Issues with the ground's ability to grow grass all year round can be attributed to the stadium's irregular North-South orientation which was a requirement due to its placement between the surrounding roads and Docklands body of water. In particular, the Northern end of the stadium only receives 6 weeks of sunlight a year. Concerts held at the stadium are also usually placed at the Southern end due to the ability for grass to recover faster in that section of the ground.

In August 2007, Docklands Stadium chief executive Ian Collins confirmed talks were underway to purchase an elaborate lighting and heating system to allow grass to be grown by curators all year round. This followed extensive visits by Docklands Stadium officials to several FIFA World Cup venues in Germany, locations in the United States and Arsenal's new Emirates Stadium.

In 2007, studies were conducted by the University of Melbourne to investigate concerns that hard surfaces, such as the surface at the Docklands Stadium increase the likelihood of player injury, in particular anterior cruciate ligament (ACL) injuries (knee).

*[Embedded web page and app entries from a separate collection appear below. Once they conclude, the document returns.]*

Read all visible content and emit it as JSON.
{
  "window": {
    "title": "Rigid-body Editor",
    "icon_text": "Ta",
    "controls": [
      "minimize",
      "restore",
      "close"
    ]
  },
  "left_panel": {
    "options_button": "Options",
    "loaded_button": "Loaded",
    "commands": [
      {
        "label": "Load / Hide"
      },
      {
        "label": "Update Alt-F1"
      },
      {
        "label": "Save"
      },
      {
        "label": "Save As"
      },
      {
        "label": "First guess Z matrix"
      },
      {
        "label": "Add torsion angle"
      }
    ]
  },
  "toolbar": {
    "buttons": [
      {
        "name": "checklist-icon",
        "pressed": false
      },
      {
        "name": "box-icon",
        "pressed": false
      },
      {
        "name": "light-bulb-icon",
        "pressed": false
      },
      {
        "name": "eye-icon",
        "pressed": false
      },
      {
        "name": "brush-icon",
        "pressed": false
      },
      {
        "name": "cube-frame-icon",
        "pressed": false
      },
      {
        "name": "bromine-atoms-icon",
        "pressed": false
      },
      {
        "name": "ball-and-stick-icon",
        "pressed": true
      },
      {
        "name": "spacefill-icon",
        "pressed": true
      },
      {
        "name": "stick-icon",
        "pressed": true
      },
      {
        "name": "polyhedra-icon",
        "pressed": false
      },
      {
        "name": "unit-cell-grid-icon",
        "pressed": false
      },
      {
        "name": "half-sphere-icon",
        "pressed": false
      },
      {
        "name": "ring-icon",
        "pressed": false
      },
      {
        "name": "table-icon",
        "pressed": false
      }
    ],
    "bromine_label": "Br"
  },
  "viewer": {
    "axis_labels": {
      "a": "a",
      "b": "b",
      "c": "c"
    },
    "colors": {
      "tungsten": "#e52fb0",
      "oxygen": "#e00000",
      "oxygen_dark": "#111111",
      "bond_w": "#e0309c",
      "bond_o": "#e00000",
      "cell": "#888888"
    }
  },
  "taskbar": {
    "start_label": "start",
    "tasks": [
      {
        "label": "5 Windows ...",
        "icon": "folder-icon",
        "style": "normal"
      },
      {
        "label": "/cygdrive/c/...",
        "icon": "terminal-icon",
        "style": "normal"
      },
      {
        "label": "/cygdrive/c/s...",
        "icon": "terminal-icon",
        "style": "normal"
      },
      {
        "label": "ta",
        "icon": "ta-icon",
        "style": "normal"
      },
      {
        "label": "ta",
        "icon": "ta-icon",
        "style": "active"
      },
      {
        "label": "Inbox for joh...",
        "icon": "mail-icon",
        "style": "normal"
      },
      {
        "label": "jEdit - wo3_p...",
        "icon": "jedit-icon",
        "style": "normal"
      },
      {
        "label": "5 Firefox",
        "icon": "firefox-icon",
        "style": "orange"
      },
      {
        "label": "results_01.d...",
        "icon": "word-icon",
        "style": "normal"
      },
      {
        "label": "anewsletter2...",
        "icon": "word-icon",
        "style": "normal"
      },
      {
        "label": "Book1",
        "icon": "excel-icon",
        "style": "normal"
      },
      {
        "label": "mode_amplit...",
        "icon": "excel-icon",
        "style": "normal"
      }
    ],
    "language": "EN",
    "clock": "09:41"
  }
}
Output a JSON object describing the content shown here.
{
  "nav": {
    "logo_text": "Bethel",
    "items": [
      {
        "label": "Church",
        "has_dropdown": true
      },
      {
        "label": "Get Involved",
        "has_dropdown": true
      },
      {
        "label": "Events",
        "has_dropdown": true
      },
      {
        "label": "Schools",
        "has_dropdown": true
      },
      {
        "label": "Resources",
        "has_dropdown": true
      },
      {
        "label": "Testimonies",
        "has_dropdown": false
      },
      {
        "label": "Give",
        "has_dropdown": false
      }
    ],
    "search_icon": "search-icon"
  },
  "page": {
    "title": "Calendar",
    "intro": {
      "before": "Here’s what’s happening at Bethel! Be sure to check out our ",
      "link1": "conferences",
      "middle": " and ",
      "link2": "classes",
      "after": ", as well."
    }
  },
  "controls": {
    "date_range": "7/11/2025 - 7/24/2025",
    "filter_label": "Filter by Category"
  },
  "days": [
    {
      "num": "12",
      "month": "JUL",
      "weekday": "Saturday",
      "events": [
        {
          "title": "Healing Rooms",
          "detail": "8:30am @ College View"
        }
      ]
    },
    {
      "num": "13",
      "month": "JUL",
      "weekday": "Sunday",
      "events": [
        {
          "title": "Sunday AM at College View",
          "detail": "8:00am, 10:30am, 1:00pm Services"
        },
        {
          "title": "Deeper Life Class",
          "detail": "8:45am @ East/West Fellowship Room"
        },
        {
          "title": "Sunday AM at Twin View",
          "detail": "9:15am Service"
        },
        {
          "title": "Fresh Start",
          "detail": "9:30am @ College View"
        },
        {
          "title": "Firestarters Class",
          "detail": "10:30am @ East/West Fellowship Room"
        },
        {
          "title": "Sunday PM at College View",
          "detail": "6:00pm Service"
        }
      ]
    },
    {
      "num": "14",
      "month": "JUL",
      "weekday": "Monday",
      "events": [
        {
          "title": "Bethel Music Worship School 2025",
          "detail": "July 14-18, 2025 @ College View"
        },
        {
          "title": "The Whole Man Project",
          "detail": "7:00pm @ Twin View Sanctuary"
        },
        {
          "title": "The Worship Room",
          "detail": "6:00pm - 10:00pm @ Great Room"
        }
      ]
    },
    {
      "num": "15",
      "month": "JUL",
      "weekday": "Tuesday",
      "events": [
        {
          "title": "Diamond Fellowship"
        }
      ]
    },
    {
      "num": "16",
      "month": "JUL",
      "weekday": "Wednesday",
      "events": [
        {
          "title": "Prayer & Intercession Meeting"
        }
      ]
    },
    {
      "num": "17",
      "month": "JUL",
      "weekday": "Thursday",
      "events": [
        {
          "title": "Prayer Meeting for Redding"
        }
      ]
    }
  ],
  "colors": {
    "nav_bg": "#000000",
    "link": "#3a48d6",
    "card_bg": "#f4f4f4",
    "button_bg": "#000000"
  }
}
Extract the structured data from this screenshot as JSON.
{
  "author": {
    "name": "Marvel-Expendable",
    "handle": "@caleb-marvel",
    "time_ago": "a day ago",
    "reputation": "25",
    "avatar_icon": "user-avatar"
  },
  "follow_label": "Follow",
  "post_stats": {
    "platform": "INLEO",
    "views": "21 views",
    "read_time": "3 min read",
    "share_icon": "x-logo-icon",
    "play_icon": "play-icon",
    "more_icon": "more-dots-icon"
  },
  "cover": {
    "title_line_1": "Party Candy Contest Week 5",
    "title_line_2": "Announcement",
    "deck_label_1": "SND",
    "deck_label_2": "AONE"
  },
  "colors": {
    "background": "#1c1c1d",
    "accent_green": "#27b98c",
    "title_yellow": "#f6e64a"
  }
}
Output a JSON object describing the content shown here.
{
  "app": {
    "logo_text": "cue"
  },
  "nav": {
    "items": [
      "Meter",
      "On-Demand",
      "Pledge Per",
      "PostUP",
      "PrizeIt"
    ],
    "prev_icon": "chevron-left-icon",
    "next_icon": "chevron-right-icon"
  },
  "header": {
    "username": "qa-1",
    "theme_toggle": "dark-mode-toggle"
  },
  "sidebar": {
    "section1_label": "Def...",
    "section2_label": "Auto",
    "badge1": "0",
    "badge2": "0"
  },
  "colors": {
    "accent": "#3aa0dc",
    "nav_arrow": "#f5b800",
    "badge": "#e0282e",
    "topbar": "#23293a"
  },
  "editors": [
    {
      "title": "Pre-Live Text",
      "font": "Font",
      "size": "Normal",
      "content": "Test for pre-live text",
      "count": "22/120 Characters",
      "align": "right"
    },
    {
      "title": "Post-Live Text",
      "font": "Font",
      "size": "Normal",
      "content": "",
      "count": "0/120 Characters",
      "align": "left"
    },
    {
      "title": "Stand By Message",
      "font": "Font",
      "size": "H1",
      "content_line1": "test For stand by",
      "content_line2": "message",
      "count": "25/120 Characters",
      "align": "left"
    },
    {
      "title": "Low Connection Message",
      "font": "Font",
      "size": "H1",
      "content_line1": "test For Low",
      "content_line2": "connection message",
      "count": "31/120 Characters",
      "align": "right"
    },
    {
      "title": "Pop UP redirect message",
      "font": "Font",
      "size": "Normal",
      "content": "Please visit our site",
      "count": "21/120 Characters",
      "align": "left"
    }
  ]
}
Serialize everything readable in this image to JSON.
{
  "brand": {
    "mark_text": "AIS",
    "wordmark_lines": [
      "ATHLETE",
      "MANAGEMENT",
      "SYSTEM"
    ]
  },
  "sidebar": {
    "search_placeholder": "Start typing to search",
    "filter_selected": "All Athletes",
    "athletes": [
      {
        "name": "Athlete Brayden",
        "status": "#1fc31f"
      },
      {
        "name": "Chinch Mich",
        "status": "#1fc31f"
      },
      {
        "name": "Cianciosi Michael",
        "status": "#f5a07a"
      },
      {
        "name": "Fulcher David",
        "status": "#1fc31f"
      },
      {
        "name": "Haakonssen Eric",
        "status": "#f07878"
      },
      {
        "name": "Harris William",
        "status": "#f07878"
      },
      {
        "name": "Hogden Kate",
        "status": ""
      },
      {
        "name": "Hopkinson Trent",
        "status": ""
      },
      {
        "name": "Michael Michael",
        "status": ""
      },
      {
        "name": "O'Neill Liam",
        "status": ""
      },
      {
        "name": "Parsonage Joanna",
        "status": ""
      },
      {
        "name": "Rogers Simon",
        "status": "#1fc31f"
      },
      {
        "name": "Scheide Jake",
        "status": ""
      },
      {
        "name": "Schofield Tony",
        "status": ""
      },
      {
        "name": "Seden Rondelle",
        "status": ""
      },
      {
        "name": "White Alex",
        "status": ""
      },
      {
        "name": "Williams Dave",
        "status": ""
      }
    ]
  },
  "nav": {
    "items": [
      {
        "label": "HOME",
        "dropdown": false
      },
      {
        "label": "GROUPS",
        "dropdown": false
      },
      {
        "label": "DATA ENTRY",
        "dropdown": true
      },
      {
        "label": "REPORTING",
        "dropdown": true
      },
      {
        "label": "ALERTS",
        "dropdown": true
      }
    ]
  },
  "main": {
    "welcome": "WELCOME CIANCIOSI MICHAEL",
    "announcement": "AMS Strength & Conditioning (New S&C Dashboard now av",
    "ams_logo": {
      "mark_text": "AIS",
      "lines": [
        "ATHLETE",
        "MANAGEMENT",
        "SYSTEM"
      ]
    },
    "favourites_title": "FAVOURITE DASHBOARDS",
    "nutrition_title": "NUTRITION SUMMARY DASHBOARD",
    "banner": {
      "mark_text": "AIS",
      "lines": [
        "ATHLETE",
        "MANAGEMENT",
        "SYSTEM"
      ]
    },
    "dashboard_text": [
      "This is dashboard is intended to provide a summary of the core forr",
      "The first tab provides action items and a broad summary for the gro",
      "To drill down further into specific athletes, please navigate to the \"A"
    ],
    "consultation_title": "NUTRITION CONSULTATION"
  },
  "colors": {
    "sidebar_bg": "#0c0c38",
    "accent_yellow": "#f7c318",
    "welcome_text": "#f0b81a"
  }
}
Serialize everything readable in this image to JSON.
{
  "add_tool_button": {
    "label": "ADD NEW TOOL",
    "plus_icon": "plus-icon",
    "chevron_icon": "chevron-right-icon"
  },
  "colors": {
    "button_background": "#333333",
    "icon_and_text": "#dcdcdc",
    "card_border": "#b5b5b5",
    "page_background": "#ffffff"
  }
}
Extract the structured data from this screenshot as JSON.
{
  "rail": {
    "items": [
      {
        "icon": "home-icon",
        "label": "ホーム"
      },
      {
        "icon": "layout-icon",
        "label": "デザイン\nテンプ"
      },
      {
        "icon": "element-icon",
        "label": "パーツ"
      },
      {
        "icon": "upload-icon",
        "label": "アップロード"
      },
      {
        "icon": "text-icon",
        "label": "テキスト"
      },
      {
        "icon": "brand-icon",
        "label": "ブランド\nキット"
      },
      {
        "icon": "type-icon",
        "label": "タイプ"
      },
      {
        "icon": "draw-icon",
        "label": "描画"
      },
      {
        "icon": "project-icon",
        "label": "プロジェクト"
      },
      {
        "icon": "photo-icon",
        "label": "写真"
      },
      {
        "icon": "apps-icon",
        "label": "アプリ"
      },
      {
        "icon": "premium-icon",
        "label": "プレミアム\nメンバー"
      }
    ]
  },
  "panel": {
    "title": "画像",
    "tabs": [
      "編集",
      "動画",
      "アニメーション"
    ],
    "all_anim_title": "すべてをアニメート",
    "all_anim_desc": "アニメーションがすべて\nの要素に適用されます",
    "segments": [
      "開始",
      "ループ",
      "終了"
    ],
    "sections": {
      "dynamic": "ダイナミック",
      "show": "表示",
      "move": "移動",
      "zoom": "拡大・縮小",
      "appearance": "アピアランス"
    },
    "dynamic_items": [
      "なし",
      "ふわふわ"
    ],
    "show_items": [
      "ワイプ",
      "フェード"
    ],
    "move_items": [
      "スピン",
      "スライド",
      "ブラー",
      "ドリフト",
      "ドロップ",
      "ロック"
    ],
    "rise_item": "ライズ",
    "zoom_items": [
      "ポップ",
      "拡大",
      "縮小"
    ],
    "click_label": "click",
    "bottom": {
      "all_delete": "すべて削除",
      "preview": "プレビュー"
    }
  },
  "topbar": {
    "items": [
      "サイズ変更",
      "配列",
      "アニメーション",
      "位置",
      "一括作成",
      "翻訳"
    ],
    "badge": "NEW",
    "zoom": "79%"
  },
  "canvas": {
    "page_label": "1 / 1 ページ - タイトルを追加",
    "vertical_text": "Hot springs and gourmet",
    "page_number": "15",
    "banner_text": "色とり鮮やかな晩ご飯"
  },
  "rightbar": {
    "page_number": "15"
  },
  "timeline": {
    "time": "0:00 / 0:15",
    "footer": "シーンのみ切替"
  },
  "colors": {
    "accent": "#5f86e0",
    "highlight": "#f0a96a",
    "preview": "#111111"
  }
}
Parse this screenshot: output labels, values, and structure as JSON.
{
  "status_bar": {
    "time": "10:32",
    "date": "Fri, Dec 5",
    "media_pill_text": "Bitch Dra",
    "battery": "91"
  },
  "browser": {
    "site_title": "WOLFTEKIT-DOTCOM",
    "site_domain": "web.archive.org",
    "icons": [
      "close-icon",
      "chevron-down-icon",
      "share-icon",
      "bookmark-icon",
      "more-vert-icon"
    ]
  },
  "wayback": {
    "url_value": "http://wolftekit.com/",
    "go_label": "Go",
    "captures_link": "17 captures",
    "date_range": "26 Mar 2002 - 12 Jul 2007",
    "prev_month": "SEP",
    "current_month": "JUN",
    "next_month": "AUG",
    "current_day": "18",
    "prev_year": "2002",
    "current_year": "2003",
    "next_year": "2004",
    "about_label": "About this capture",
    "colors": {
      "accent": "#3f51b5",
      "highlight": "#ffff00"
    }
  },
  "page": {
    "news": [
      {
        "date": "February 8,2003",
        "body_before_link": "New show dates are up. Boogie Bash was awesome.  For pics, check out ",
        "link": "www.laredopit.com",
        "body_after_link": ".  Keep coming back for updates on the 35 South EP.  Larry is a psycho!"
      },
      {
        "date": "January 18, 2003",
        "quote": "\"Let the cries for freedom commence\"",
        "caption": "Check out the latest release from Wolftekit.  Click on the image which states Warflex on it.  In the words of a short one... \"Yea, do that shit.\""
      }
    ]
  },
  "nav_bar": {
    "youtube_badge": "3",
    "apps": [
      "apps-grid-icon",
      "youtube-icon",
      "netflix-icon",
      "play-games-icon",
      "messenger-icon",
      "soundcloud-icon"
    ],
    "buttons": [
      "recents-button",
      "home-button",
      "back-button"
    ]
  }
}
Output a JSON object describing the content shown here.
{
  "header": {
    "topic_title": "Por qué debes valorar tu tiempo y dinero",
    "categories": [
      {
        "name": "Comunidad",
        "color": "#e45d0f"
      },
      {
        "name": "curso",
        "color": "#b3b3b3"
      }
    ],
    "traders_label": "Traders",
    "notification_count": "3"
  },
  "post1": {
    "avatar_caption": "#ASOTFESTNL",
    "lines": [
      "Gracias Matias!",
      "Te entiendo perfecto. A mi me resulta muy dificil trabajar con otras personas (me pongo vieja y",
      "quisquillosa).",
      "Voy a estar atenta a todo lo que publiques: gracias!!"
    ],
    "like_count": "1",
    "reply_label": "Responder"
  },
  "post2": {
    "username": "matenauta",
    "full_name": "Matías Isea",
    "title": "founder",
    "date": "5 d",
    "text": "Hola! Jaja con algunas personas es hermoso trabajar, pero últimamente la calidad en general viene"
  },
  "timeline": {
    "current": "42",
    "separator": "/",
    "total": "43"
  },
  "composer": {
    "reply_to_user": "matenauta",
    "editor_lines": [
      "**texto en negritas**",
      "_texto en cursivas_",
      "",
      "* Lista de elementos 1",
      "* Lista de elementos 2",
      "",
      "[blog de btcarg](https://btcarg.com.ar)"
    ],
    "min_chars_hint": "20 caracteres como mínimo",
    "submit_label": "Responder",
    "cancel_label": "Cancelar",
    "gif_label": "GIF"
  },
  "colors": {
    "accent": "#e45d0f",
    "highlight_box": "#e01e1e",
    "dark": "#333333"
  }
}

There has been controversy during the 2015 AFL season about the synthetic turf installed around the perimeter of the playing surface, particularly around the AFL interchange gates as well as where the goals are located. This was highlighted after a Brisbane Lions player suffered a season ending ACL injury and one coach labeling the surface 'dangerous' after a game at the venue.

Records Edit

Attendance Edit

A typical AFL match at Docklands Stadium

Record setting attendance at the 23 May 2012 State of Origin match between Queensland Maroons and the New South Wales Blues.

  • Largest attendance
    Keep Seeking First God's Kingdom - 2014 International Convention of Jehovah's Witnesses
    19 October 2014
    70,059 people 
  • Largest AFL attendance
    Round 14, 5 July 2009
    St Kilda vs Geelong
    54,444 people 
  • Largest International Rules attendance
    2nd test, 28 October 2005
    Australia vs Ireland
    45,428 people 41]

AFL recordsedit Edit

Playersedit] Edit

  • Most goals kicked in a match: Mark LeCras (West Coast Eagles), 12.2 (74), 17 July 2010 (West Coast 20.12 (132) defeated Essendon 14.16 (100)
  • First AFL goal kicked: Michael Long (Essendon), 9 March 2000 (Essendon 24.12 (156) defeated Port Adelaide 8.14 (62))

Teams Edit

  • Highest score: Geelong Cats 35.12 (222) defeated Richmond 9.11 (65), 6 May 2007
  • Lowest score: Adelaide Crows 3.6 (24) defeated by St Kilda 19.13 (127), 22 July 2011
  • Highest margin: Geelong Cats (vs Richmond), 157 points, 6 May 2007
  • Highest score in a quarter: Essendon 15.4 (94) vs. Gold Coast Suns 0.1 (1), 1 May 2011

Bold indicates the player is still active in the AFL.

2010 stadium damage Edit

The venue was damaged by a thunderstorm on the afternoon of 6 March 2010 during the 2010 Victorian storms. The external roof (not the main retractable roof) caved in, causing damage and flooding in one of the stadium's entertainment precincts. Because of the damage the St Kilda v Fremantle NAB Cup semi-final was delayed due to WorkSafe inspections. Only around 5000 people made it back into the arena when it was safe to return.

Ad blocker interference detected!


Wikia is a free-to-use site that makes money from advertising. We have a modified experience for viewers using ad blockers

Wikia is not accessible if you’ve made further modifications. Remove the custom ad blocker rule(s) and the page will load as expected.